#### [Task description]
Write out all of the entries exactly as given.

#### [Material for the task]
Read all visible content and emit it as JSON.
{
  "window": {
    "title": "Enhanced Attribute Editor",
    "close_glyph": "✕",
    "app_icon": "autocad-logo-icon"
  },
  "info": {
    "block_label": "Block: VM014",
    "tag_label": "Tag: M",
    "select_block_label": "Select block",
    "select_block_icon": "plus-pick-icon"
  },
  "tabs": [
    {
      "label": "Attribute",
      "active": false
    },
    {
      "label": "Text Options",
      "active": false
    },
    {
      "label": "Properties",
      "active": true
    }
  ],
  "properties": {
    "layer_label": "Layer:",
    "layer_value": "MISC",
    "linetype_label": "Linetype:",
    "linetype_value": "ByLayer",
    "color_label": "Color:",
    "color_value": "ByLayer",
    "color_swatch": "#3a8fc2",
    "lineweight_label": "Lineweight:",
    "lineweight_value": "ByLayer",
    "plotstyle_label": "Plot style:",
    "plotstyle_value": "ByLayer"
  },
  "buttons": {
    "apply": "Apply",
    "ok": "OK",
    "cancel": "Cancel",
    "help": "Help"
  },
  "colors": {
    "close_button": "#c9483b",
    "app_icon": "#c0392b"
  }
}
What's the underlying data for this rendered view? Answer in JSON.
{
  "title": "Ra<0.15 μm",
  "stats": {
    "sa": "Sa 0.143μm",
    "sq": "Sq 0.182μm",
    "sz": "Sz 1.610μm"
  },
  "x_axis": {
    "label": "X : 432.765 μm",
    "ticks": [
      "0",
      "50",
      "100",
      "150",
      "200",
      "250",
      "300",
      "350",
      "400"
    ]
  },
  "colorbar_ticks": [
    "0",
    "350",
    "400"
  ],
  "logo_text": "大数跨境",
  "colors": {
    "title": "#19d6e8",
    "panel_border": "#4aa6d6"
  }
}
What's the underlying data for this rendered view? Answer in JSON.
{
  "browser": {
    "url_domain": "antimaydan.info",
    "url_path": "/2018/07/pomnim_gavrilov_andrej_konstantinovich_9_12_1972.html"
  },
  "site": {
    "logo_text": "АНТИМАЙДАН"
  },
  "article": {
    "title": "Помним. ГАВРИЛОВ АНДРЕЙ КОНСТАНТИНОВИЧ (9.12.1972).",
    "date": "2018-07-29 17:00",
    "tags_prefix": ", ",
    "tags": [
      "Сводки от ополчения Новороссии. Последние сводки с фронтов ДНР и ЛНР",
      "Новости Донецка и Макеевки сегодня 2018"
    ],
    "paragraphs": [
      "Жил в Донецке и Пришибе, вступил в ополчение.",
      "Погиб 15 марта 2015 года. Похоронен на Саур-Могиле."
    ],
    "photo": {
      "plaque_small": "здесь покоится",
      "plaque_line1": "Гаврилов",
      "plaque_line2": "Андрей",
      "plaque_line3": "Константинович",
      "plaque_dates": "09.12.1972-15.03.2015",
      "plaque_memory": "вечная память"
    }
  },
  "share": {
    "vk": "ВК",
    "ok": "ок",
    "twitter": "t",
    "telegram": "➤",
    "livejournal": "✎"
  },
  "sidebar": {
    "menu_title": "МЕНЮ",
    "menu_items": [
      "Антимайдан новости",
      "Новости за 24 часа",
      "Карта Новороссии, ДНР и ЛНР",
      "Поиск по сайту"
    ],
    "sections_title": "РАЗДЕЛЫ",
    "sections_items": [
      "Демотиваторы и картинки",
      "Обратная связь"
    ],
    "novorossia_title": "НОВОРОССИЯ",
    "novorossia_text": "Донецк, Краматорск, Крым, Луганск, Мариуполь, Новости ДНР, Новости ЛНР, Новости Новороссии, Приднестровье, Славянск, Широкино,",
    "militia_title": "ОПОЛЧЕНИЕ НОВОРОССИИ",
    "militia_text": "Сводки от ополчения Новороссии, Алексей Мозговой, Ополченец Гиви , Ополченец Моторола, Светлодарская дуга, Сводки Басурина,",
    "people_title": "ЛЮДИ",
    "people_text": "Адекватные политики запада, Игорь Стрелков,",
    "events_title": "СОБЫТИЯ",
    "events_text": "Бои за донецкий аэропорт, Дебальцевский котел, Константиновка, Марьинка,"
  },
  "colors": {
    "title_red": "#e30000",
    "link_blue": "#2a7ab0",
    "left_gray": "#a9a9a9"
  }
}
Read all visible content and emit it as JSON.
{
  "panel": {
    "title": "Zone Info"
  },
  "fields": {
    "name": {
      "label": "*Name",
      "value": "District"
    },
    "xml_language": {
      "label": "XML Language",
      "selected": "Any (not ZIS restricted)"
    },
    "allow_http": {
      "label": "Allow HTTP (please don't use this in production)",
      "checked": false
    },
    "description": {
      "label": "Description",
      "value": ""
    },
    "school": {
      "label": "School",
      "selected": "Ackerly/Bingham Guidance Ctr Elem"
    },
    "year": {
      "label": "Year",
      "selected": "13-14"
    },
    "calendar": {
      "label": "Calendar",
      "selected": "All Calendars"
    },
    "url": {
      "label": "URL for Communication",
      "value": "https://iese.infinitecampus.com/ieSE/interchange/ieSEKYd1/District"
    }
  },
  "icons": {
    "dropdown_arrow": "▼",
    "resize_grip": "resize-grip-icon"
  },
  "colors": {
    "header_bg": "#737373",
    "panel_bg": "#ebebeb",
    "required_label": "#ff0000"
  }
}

#### [Task output]
Read all visible content and emit it as JSON.
{
  "window": {
    "title": "Enhanced Attribute Editor",
    "close_glyph": "✕",
    "app_icon": "autocad-logo-icon"
  },
  "info": {
    "block_label": "Block: VM014",
    "tag_label": "Tag: M",
    "select_block_label": "Select block",
    "select_block_icon": "plus-pick-icon"
  },
  "tabs": [
    {
      "label": "Attribute",
      "active": false
    },
    {
      "label": "Text Options",
      "active": false
    },
    {
      "label": "Properties",
      "active": true
    }
  ],
  "properties": {
    "layer_label": "Layer:",
    "layer_value": "MISC",
    "linetype_label": "Linetype:",
    "linetype_value": "ByLayer",
    "color_label": "Color:",
    "color_value": "ByLayer",
    "color_swatch": "#3a8fc2",
    "lineweight_label": "Lineweight:",
    "lineweight_value": "ByLayer",
    "plotstyle_label": "Plot style:",
    "plotstyle_value": "ByLayer"
  },
  "buttons": {
    "apply": "Apply",
    "ok": "OK",
    "cancel": "Cancel",
    "help": "Help"
  },
  "colors": {
    "close_button": "#c9483b",
    "app_icon": "#c0392b"
  }
}
What's the underlying data for this rendered view? Answer in JSON.
{
  "title": "Ra<0.15 μm",
  "stats": {
    "sa": "Sa 0.143μm",
    "sq": "Sq 0.182μm",
    "sz": "Sz 1.610μm"
  },
  "x_axis": {
    "label": "X : 432.765 μm",
    "ticks": [
      "0",
      "50",
      "100",
      "150",
      "200",
      "250",
      "300",
      "350",
      "400"
    ]
  },
  "colorbar_ticks": [
    "0",
    "350",
    "400"
  ],
  "logo_text": "大数跨境",
  "colors": {
    "title": "#19d6e8",
    "panel_border": "#4aa6d6"
  }
}
What's the underlying data for this rendered view? Answer in JSON.
{
  "browser": {
    "url_domain": "antimaydan.info",
    "url_path": "/2018/07/pomnim_gavrilov_andrej_konstantinovich_9_12_1972.html"
  },
  "site": {
    "logo_text": "АНТИМАЙДАН"
  },
  "article": {
    "title": "Помним. ГАВРИЛОВ АНДРЕЙ КОНСТАНТИНОВИЧ (9.12.1972).",
    "date": "2018-07-29 17:00",
    "tags_prefix": ", ",
    "tags": [
      "Сводки от ополчения Новороссии. Последние сводки с фронтов ДНР и ЛНР",
      "Новости Донецка и Макеевки сегодня 2018"
    ],
    "paragraphs": [
      "Жил в Донецке и Пришибе, вступил в ополчение.",
      "Погиб 15 марта 2015 года. Похоронен на Саур-Могиле."
    ],
    "photo": {
      "plaque_small": "здесь покоится",
      "plaque_line1": "Гаврилов",
      "plaque_line2": "Андрей",
      "plaque_line3": "Константинович",
      "plaque_dates": "09.12.1972-15.03.2015",
      "plaque_memory": "вечная память"
    }
  },
  "share": {
    "vk": "ВК",
    "ok": "ок",
    "twitter": "t",
    "telegram": "➤",
    "livejournal": "✎"
  },
  "sidebar": {
    "menu_title": "МЕНЮ",
    "menu_items": [
      "Антимайдан новости",
      "Новости за 24 часа",
      "Карта Новороссии, ДНР и ЛНР",
      "Поиск по сайту"
    ],
    "sections_title": "РАЗДЕЛЫ",
    "sections_items": [
      "Демотиваторы и картинки",
      "Обратная связь"
    ],
    "novorossia_title": "НОВОРОССИЯ",
    "novorossia_text": "Донецк, Краматорск, Крым, Луганск, Мариуполь, Новости ДНР, Новости ЛНР, Новости Новороссии, Приднестровье, Славянск, Широкино,",
    "militia_title": "ОПОЛЧЕНИЕ НОВОРОССИИ",
    "militia_text": "Сводки от ополчения Новороссии, Алексей Мозговой, Ополченец Гиви , Ополченец Моторола, Светлодарская дуга, Сводки Басурина,",
    "people_title": "ЛЮДИ",
    "people_text": "Адекватные политики запада, Игорь Стрелков,",
    "events_title": "СОБЫТИЯ",
    "events_text": "Бои за донецкий аэропорт, Дебальцевский котел, Константиновка, Марьинка,"
  },
  "colors": {
    "title_red": "#e30000",
    "link_blue": "#2a7ab0",
    "left_gray": "#a9a9a9"
  }
}
Read all visible content and emit it as JSON.
{
  "panel": {
    "title": "Zone Info"
  },
  "fields": {
    "name": {
      "label": "*Name",
      "value": "District"
    },
    "xml_language": {
      "label": "XML Language",
      "selected": "Any (not ZIS restricted)"
    },
    "allow_http": {
      "label": "Allow HTTP (please don't use this in production)",
      "checked": false
    },
    "description": {
      "label": "Description",
      "value": ""
    },
    "school": {
      "label": "School",
      "selected": "Ackerly/Bingham Guidance Ctr Elem"
    },
    "year": {
      "label": "Year",
      "selected": "13-14"
    },
    "calendar": {
      "label": "Calendar",
      "selected": "All Calendars"
    },
    "url": {
      "label": "URL for Communication",
      "value": "https://iese.infinitecampus.com/ieSE/interchange/ieSEKYd1/District"
    }
  },
  "icons": {
    "dropdown_arrow": "▼",
    "resize_grip": "resize-grip-icon"
  },
  "colors": {
    "header_bg": "#737373",
    "panel_bg": "#ebebeb",
    "required_label": "#ff0000"
  }
}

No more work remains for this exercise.